“We’re Facebook friends,” I said to the reporter who’d sat next to me during the press conference. “It’s nice to meet in person.”
She looked at my name tag, shrugged, and walked away.
So much for the efficacy of social networking. It was more like a case of eff-you-cacy. My first instance of meeting a virtual friend in the real world: the only thing missing was a slap in the face.
Which merely confirmed my suspicions. All along, since joining LinkedIn about three years ago, since joining Facebook a year ago, I’ve wondered if there’s any point to all this professional and social networking. I’ve accumulated 78 LinkedIn connections and can boast 100-percent profile completeness, yet I’ve never had a single assignment as the result of it.
Of my links in that network, one woman boasts over 500 connections of her own. We worked as copywriters at the same company a decade ago, but I’ve never encountered her since. She’s a food writer. That could mean we still have grease in common: bacon, on her part, axle on mine. (I’ve had the same tub of axle grease for more than 30 years—just try that with bacon!)
Another of my links is to a nurse who blogs for AnnArbor.com, specializing in issues related to aging. She connected with me when my byline appeared on the site. I’m one of her 419 connections. Without the daily paper coming to my door, I don’t even read the sports any longer, and I sure haven’t been going online to look for her blogs.
Yet another link is to an ad man with 315 connections. I honestly have no idea how I know him, if I do know him, nor the account his agency handles. If I drop him as a connection, would he notice? If he noticed, would he care?

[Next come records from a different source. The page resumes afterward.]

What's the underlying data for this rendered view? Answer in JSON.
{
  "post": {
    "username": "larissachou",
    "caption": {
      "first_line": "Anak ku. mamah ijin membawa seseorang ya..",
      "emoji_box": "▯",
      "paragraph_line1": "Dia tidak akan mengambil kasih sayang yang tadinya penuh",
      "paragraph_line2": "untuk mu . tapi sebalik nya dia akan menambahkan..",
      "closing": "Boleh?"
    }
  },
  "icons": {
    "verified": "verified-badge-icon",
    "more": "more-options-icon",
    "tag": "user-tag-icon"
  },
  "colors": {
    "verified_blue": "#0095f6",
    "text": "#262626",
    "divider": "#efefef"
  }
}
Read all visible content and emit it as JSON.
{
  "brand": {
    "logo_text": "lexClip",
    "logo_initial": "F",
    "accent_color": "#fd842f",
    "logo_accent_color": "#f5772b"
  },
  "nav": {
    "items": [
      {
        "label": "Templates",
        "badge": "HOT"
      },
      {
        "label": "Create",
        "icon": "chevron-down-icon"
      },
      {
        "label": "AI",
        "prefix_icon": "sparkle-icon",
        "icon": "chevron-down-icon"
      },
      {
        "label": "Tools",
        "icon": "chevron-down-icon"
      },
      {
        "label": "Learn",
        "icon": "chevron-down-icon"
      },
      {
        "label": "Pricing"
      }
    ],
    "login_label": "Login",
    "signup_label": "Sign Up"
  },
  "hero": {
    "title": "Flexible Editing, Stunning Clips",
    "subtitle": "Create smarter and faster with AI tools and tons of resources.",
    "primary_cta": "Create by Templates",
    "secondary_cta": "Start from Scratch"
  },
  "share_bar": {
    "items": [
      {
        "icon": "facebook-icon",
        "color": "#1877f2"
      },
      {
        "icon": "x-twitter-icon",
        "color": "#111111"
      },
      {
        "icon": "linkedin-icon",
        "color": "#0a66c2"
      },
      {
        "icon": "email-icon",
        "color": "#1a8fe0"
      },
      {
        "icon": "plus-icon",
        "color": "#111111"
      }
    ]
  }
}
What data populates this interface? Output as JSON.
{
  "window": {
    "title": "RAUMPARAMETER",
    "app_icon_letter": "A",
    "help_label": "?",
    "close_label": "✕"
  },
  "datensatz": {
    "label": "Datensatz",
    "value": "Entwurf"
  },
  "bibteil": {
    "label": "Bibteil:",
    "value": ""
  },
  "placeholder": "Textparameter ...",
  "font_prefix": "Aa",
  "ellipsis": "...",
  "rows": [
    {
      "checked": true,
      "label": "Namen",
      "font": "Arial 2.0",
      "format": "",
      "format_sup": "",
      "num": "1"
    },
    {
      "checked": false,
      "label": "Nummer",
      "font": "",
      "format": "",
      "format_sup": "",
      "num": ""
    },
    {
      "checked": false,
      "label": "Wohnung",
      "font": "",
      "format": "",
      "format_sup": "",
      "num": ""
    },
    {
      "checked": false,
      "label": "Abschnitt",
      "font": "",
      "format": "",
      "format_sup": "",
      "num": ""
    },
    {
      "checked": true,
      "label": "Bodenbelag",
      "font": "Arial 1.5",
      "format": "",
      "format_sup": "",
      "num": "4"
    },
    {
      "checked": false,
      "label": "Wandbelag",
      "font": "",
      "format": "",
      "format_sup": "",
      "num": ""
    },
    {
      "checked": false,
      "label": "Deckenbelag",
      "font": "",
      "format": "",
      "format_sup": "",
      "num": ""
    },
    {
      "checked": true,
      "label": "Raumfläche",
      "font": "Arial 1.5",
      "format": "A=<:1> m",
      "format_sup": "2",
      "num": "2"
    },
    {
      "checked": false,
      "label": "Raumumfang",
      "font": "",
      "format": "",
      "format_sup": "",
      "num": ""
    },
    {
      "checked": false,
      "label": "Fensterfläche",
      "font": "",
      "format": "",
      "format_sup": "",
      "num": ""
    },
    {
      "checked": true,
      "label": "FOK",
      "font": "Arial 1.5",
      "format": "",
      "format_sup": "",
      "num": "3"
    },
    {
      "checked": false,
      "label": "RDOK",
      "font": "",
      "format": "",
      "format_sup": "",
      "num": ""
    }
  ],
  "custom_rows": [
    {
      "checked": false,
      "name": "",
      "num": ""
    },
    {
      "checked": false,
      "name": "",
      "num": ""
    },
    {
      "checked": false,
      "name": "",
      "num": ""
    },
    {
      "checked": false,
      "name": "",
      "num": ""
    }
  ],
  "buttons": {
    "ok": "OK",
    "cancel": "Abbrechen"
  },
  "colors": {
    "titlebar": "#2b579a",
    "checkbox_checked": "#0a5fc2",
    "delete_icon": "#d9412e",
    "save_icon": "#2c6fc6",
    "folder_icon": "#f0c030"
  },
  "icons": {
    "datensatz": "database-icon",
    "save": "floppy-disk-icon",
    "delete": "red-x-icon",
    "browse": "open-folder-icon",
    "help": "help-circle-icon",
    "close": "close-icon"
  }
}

It’s impossible. I don’t know how to drop a LinkedIn connection. I’m eternally wedded to him and these others.
I have dared to delete a couple of Facebook friends, whom I friended or accepted late at night after a copious quantity of beer. So far, as the result of my daring action, of my assertive defiance, no package bomb has been left at my door nor vitriol smeared around the Internet.
Soon after the first actual meeting with a virtual friend, a second similar incident occurred. It was with Lauren Fix, another journalist who specializes in automotive subjects, and it went much better. (She’s a gracious person, and I don’t think she’ll mind being mentioned.) Facebook had suggested her as a friend, and my invite was accepted. So I recognized her on the way out of a Chevrolet press event, introduced myself, and ended up talking shop. Lauren is frequently interviewed on TV and radio, and I was interested to know how that got started. And I marveled when she told me that her networking on Facebook (788 friends) and LinkedIn (more than 500 connections) has led to real freelance assignments.
We sat together during a GMC presentation the next morning. They rolled out their concept “urban utility” vehicle, called the Granite. I leaned near and whispered, “If it’s used to transport cheerleaders, is it the Pomegranate?” Lauren seemed to come just that close to belly-laughing, which would certainly have interrupted the occasion’s solemnity. How I wish she had!
I saw her again two days ago at the Detroit auto show. We spoke vaguely of collaborating on a project. Undoubtedly, a major new syndicate is in the offing, and I owe it all to social networking.